Temelin controversy reaches climax
The Czech Republic's second nuclear power station at Temelin is now fully loaded with nuclear fuel and ready for ignition. Amidst heated debates about whether to hold a referendum on putting the plant in operation, the former Prime Minister and the current lower house speaker, Vaclav Klaus, has not hesitated to throw his weight in favour of nuclear energy and Temelin. Vladimir Tax has this report.
The Klaus government decided to complete Temelin in 1993, but many say the decision was based on misleading information. Temelin is now complete, and Mr Klaus visited it at the weekend. He was impressed by this hybrid of Soviet and Western technology, and described Temelin as a state-of-the-art, absolutely high-tech facility. He said he would be 100 percent against a referendum on putting the plant into operation because in his view, it was purely a technical question which the general public did not understand, and an issue which could be manipulated by various pressure groups. By this he meant nuclear-free Austria and environmental initiatives.
Mr Klaus gave a clear signal that he was unmoved by the 114,000 signatures under a petition calling for a referendum on Temelin, which was handed to parliament last week. This has come as no surprise, Mr Klaus never having been an advocate of direct democracy, to say nothing about his attitudes towards environmental protection. What is more surprising in this respect, is the Social Democrat government's reluctance to back the referednum, considering the minority ruling Social Democratic Party promised to hold a referendum on Temelin in their election manifesto.
Temelin obviously is not an easy case to decide as there are so many safety, economic, environmental and social aspects of differing importance - from the basic fact that Temelin is an experiment combining 1980s-style Soviet-designed reactors with modern Western control technology, to the surplus of electricity in both the Czech Republic and neighbouring countries, to the future or rather the fate of coal mining in North Bohemia and the thousands of jobs which are now in jeopardy.

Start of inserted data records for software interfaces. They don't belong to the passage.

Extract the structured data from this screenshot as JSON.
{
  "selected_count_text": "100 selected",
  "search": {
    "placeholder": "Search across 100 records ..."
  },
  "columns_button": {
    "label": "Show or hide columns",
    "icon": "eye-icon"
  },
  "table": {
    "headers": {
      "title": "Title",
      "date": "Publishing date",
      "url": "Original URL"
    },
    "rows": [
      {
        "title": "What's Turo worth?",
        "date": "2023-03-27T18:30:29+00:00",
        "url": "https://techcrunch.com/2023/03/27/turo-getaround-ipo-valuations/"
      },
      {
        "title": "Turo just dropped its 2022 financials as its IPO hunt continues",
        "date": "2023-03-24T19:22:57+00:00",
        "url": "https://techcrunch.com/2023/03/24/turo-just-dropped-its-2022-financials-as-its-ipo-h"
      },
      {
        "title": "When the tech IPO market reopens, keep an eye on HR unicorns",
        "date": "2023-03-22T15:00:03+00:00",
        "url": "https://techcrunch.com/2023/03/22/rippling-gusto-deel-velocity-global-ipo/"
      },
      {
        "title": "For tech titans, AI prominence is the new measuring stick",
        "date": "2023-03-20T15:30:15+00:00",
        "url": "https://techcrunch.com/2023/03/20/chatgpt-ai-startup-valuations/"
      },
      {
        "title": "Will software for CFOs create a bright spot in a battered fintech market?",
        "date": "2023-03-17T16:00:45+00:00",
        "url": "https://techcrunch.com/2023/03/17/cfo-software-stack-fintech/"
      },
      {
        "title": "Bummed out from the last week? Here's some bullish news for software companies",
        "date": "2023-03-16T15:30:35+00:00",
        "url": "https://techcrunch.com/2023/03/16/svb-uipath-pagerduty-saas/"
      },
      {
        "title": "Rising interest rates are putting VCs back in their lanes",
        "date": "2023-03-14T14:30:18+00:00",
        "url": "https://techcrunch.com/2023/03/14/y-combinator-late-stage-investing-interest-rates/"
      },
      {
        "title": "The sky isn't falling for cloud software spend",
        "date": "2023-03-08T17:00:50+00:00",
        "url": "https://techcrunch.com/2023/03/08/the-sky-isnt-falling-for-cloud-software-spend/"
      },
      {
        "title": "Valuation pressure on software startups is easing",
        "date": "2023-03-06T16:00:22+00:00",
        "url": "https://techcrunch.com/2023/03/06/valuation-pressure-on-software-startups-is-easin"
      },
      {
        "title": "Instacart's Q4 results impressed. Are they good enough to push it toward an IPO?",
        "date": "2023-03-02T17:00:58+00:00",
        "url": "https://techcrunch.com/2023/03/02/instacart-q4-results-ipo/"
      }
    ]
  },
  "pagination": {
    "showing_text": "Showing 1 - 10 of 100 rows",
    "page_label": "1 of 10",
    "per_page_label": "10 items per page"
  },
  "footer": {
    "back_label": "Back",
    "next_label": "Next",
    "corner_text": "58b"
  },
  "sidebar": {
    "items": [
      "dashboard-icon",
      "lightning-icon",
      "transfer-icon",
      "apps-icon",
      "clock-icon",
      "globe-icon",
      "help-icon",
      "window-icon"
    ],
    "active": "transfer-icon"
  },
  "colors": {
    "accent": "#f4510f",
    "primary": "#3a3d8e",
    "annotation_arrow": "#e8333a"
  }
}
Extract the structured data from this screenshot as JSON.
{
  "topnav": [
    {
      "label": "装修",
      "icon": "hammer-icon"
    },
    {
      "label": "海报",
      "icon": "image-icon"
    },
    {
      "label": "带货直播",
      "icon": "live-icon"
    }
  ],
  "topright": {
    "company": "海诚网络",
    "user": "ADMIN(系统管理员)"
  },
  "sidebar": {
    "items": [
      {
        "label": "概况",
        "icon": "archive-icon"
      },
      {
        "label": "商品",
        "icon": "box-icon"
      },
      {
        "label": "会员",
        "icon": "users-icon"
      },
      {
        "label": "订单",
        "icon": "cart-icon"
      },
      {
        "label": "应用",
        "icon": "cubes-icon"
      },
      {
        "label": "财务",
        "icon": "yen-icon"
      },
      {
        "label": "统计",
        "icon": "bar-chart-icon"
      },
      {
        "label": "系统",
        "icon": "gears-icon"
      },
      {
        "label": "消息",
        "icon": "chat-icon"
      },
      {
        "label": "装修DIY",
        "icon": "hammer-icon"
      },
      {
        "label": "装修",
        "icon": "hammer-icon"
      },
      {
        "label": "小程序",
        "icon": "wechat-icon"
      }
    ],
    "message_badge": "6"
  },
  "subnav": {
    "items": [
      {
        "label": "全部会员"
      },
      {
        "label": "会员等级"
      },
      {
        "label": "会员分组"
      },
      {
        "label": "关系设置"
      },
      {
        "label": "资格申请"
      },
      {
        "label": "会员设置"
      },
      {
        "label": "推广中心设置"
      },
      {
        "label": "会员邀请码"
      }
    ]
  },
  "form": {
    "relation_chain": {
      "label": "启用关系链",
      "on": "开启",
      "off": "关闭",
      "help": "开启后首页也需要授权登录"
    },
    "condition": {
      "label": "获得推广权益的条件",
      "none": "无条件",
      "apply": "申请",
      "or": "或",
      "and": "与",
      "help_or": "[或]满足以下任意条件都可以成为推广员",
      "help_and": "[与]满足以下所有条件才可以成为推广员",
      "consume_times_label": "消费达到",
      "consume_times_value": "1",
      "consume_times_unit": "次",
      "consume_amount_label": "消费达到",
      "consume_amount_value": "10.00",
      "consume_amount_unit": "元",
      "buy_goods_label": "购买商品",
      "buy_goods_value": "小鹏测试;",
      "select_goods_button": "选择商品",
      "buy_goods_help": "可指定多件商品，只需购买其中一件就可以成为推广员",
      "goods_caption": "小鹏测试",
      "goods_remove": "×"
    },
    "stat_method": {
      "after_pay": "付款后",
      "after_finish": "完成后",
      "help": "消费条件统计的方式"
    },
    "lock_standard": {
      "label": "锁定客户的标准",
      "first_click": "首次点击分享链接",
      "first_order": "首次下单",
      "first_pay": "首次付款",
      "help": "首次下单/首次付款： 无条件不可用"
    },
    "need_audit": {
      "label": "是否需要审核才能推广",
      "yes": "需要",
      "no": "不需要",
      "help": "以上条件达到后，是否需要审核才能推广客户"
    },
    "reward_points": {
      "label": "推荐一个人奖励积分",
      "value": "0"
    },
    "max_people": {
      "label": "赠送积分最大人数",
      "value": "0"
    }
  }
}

Both the advocates and opponents of Temelin cite arguments from renowned experts and professionals. There are those who say that holding a referendum would have been reasonable back in 1993, before Temelin cost a 100 billion crowns. The point now, critics say, is that politicians should finally realize that they represent their voters and should respect their wishes and keep their own promises.